DriveAlert ArriveAlive, implores motorists to help turn the tide on these increasing crashes and fatalities. Drivers are asked to focus on driving, to not drive impaired and to wear a seatbelt to reduce the chance of serious injury or death if there is a crash.

“Compared to the first quarter of last year, fatalities are up significantly in just the first three months of 2015. If we continue at this rate, we could see the first increase in traffic fatalities in Georgia in nine years,” said state DOT Commissioner Russell McMurry. “That’s just unacceptable — especially when many of these crashes can be prevented by changing driver behavior.”

DriveAlert ArriveAlive asks drivers to drive responsibility by following three steps every time they get behind the wheel.
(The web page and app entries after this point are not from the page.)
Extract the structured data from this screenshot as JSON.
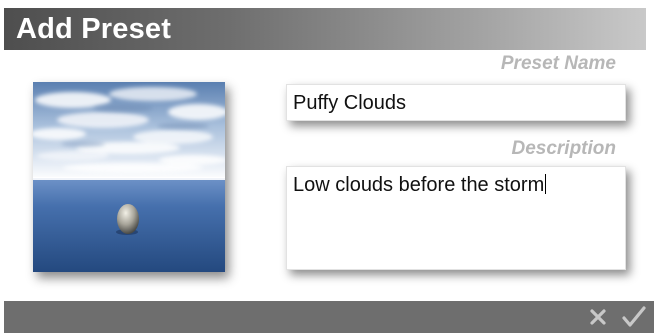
{
  "dialog": {
    "title": "Add Preset"
  },
  "fields": {
    "preset_name_label": "Preset Name",
    "preset_name_value": "Puffy Clouds",
    "description_label": "Description",
    "description_value": "Low clouds before the storm"
  },
  "preview": {
    "icon": "sky-preview-thumbnail"
  },
  "actions": {
    "cancel_icon": "close-icon",
    "confirm_icon": "checkmark-icon"
  },
  "colors": {
    "title_bar_dark": "#4e4e4e",
    "title_bar_light": "#c9c9c9",
    "label_gray": "#b7b7b7",
    "bottom_bar": "#6e6e6e",
    "button_glyph": "#c8c8c8"
  }
}
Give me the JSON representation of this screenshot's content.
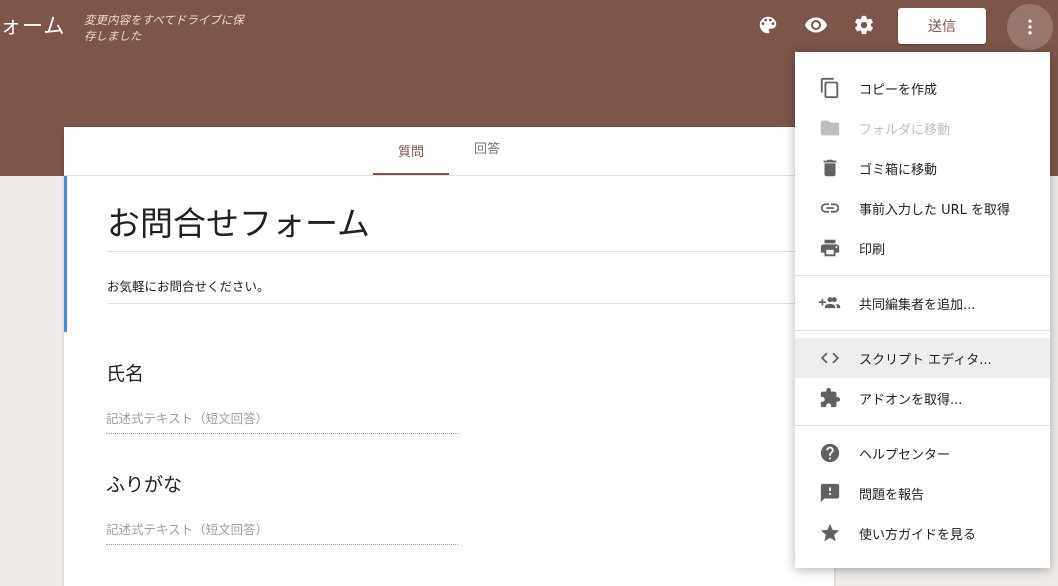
{
  "app": {
    "title": "ォーム",
    "save_status": "変更内容をすべてドライブに保存しました",
    "send_label": "送信",
    "icons": [
      "palette-icon",
      "preview-icon",
      "settings-icon",
      "more-vert-icon"
    ]
  },
  "tabs": [
    {
      "label": "質問",
      "active": true
    },
    {
      "label": "回答",
      "active": false
    }
  ],
  "form": {
    "title": "お問合せフォーム",
    "description": "お気軽にお問合せください。",
    "questions": [
      {
        "title": "氏名",
        "placeholder": "記述式テキスト（短文回答）"
      },
      {
        "title": "ふりがな",
        "placeholder": "記述式テキスト（短文回答）"
      }
    ]
  },
  "menu": {
    "groups": [
      [
        {
          "label": "コピーを作成",
          "icon": "copy-icon"
        },
        {
          "label": "フォルダに移動",
          "icon": "folder-icon",
          "disabled": true
        },
        {
          "label": "ゴミ箱に移動",
          "icon": "trash-icon"
        },
        {
          "label": "事前入力した URL を取得",
          "icon": "link-icon"
        },
        {
          "label": "印刷",
          "icon": "print-icon"
        }
      ],
      [
        {
          "label": "共同編集者を追加...",
          "icon": "add-people-icon"
        }
      ],
      [
        {
          "label": "スクリプト エディタ...",
          "icon": "code-icon",
          "highlighted": true
        },
        {
          "label": "アドオンを取得...",
          "icon": "puzzle-icon"
        }
      ],
      [
        {
          "label": "ヘルプセンター",
          "icon": "help-icon"
        },
        {
          "label": "問題を報告",
          "icon": "feedback-icon"
        },
        {
          "label": "使い方ガイドを見る",
          "icon": "star-icon"
        }
      ]
    ]
  },
  "colors": {
    "theme": "#7d5549",
    "background": "#efebe9",
    "accent_border": "#4285f4"
  }
}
Among its recommendations are:

• Buckle up, it’s the law. Seat belts reduce the risk of fatality in a crash by about 45 percent and serious injury by about 50 percent.

• Stay off the phone and mobile devices. If possible, shut off the phone to avoid temptation. Even hands-free is a distraction. Georgia law bans texting and driving.   

• Drive alert. Do not drive drowsy or impaired. 

“It’s startling when you consider that 60 percent of traffic fatalities in Georgia so far this year are the result of a single vehicle crash,” said

Harris Blackwood, executive director of the Governor’s Office of Highway Safety. “We are looking at driver behavior as a primary cause — specifically distracted driving.”

Georgia DOT has worked for years to avoid roadway departures, to increase occupant protection, and to reduce distracted driving with a goal toward zero deaths. Measures like safety edge rumble strips, center median cable barriers, high friction surface treatments, reflective signage and striping, and pedestrian countdown timers have all contributed to nine consecutive years of decreased roadway fatalities in Georgia.

The goal of DriveAlert ArriveAlive is to continue the downward trend.

DriveAlert ArriveAlive, a partnership between the Georgia Department of Transportation, the Governor’s Office of Highway Safety and the Georgia Department of Public Safety, educates drivers about specific changes they can make in their driving behavior to save lives.

For more information and for updates, visit